> _YOUR GOAL_
Each record that follows must be reproduced exactly.

*****

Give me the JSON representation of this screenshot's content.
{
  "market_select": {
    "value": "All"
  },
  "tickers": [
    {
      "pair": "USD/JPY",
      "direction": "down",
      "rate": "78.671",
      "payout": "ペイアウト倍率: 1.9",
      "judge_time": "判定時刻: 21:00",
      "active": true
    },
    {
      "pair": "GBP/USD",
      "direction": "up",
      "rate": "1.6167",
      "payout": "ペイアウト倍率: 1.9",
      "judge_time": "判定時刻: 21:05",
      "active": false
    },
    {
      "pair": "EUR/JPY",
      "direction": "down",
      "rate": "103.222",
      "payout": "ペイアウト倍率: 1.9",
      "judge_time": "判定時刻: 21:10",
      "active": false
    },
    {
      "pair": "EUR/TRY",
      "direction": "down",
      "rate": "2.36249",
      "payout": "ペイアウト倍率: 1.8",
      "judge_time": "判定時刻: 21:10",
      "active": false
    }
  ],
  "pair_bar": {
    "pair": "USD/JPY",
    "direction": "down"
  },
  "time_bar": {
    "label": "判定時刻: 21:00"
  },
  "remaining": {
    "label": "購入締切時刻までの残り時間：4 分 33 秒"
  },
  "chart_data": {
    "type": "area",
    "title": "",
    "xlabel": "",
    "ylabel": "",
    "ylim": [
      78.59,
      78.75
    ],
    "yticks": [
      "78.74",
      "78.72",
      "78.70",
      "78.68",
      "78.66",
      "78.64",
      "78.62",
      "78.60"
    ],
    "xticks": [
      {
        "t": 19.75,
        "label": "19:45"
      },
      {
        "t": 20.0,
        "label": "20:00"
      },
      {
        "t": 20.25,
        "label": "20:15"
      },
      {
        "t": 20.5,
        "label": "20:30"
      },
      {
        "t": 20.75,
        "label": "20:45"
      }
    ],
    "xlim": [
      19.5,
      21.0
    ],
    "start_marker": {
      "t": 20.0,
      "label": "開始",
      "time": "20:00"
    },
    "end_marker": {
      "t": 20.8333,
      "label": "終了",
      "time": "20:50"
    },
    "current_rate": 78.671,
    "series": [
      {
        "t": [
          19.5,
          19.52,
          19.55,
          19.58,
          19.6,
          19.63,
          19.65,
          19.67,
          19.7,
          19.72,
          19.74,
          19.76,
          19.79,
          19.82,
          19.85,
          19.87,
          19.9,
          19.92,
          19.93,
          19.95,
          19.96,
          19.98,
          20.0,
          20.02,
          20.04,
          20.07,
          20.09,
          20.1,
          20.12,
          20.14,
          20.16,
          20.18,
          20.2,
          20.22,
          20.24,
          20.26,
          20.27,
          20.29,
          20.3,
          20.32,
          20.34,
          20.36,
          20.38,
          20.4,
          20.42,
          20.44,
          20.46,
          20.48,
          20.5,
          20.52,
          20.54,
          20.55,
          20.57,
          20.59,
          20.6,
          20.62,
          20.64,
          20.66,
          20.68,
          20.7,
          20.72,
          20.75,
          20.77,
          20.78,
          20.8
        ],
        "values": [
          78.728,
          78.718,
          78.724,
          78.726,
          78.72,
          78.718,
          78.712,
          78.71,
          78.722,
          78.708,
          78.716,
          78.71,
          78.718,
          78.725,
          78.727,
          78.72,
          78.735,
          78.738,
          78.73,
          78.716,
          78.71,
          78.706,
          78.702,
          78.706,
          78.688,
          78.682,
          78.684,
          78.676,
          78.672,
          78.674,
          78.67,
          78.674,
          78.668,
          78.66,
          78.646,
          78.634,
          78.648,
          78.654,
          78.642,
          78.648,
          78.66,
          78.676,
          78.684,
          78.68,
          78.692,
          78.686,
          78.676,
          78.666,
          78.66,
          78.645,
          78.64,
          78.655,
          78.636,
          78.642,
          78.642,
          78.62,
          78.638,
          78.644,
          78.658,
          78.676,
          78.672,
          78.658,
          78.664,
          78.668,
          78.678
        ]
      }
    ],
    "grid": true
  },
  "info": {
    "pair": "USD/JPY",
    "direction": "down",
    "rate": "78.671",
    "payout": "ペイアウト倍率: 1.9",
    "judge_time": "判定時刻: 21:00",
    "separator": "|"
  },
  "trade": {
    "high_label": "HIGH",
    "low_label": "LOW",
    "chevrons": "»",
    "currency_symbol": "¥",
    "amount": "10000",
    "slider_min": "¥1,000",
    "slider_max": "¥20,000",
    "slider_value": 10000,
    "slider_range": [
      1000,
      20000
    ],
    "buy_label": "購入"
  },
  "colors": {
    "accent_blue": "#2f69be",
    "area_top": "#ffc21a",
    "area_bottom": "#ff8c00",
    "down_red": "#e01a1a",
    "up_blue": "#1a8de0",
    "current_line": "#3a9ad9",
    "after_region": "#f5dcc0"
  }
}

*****

> _TASK OUTPUT_
Give me the JSON representation of this screenshot's content.
{
  "market_select": {
    "value": "All"
  },
  "tickers": [
    {
      "pair": "USD/JPY",
      "direction": "down",
      "rate": "78.671",
      "payout": "ペイアウト倍率: 1.9",
      "judge_time": "判定時刻: 21:00",
      "active": true
    },
    {
      "pair": "GBP/USD",
      "direction": "up",
      "rate": "1.6167",
      "payout": "ペイアウト倍率: 1.9",
      "judge_time": "判定時刻: 21:05",
      "active": false
    },
    {
      "pair": "EUR/JPY",
      "direction": "down",
      "rate": "103.222",
      "payout": "ペイアウト倍率: 1.9",
      "judge_time": "判定時刻: 21:10",
      "active": false
    },
    {
      "pair": "EUR/TRY",
      "direction": "down",
      "rate": "2.36249",
      "payout": "ペイアウト倍率: 1.8",
      "judge_time": "判定時刻: 21:10",
      "active": false
    }
  ],
  "pair_bar": {
    "pair": "USD/JPY",
    "direction": "down"
  },
  "time_bar": {
    "label": "判定時刻: 21:00"
  },
  "remaining": {
    "label": "購入締切時刻までの残り時間：4 分 33 秒"
  },
  "chart_data": {
    "type": "area",
    "title": "",
    "xlabel": "",
    "ylabel": "",
    "ylim": [
      78.59,
      78.75
    ],
    "yticks": [
      "78.74",
      "78.72",
      "78.70",
      "78.68",
      "78.66",
      "78.64",
      "78.62",
      "78.60"
    ],
    "xticks": [
      {
        "t": 19.75,
        "label": "19:45"
      },
      {
        "t": 20.0,
        "label": "20:00"
      },
      {
        "t": 20.25,
        "label": "20:15"
      },
      {
        "t": 20.5,
        "label": "20:30"
      },
      {
        "t": 20.75,
        "label": "20:45"
      }
    ],
    "xlim": [
      19.5,
      21.0
    ],
    "start_marker": {
      "t": 20.0,
      "label": "開始",
      "time": "20:00"
    },
    "end_marker": {
      "t": 20.8333,
      "label": "終了",
      "time": "20:50"
    },
    "current_rate": 78.671,
    "series": [
      {
        "t": [
          19.5,
          19.52,
          19.55,
          19.58,
          19.6,
          19.63,
          19.65,
          19.67,
          19.7,
          19.72,
          19.74,
          19.76,
          19.79,
          19.82,
          19.85,
          19.87,
          19.9,
          19.92,
          19.93,
          19.95,
          19.96,
          19.98,
          20.0,
          20.02,
          20.04,
          20.07,
          20.09,
          20.1,
          20.12,
          20.14,
          20.16,
          20.18,
          20.2,
          20.22,
          20.24,
          20.26,
          20.27,
          20.29,
          20.3,
          20.32,
          20.34,
          20.36,
          20.38,
          20.4,
          20.42,
          20.44,
          20.46,
          20.48,
          20.5,
          20.52,
          20.54,
          20.55,
          20.57,
          20.59,
          20.6,
          20.62,
          20.64,
          20.66,
          20.68,
          20.7,
          20.72,
          20.75,
          20.77,
          20.78,
          20.8
        ],
        "values": [
          78.728,
          78.718,
          78.724,
          78.726,
          78.72,
          78.718,
          78.712,
          78.71,
          78.722,
          78.708,
          78.716,
          78.71,
          78.718,
          78.725,
          78.727,
          78.72,
          78.735,
          78.738,
          78.73,
          78.716,
          78.71,
          78.706,
          78.702,
          78.706,
          78.688,
          78.682,
          78.684,
          78.676,
          78.672,
          78.674,
          78.67,
          78.674,
          78.668,
          78.66,
          78.646,
          78.634,
          78.648,
          78.654,
          78.642,
          78.648,
          78.66,
          78.676,
          78.684,
          78.68,
          78.692,
          78.686,
          78.676,
          78.666,
          78.66,
          78.645,
          78.64,
          78.655,
          78.636,
          78.642,
          78.642,
          78.62,
          78.638,
          78.644,
          78.658,
          78.676,
          78.672,
          78.658,
          78.664,
          78.668,
          78.678
        ]
      }
    ],
    "grid": true
  },
  "info": {
    "pair": "USD/JPY",
    "direction": "down",
    "rate": "78.671",
    "payout": "ペイアウト倍率: 1.9",
    "judge_time": "判定時刻: 21:00",
    "separator": "|"
  },
  "trade": {
    "high_label": "HIGH",
    "low_label": "LOW",
    "chevrons": "»",
    "currency_symbol": "¥",
    "amount": "10000",
    "slider_min": "¥1,000",
    "slider_max": "¥20,000",
    "slider_value": 10000,
    "slider_range": [
      1000,
      20000
    ],
    "buy_label": "購入"
  },
  "colors": {
    "accent_blue": "#2f69be",
    "area_top": "#ffc21a",
    "area_bottom": "#ff8c00",
    "down_red": "#e01a1a",
    "up_blue": "#1a8de0",
    "current_line": "#3a9ad9",
    "after_region": "#f5dcc0"
  }
}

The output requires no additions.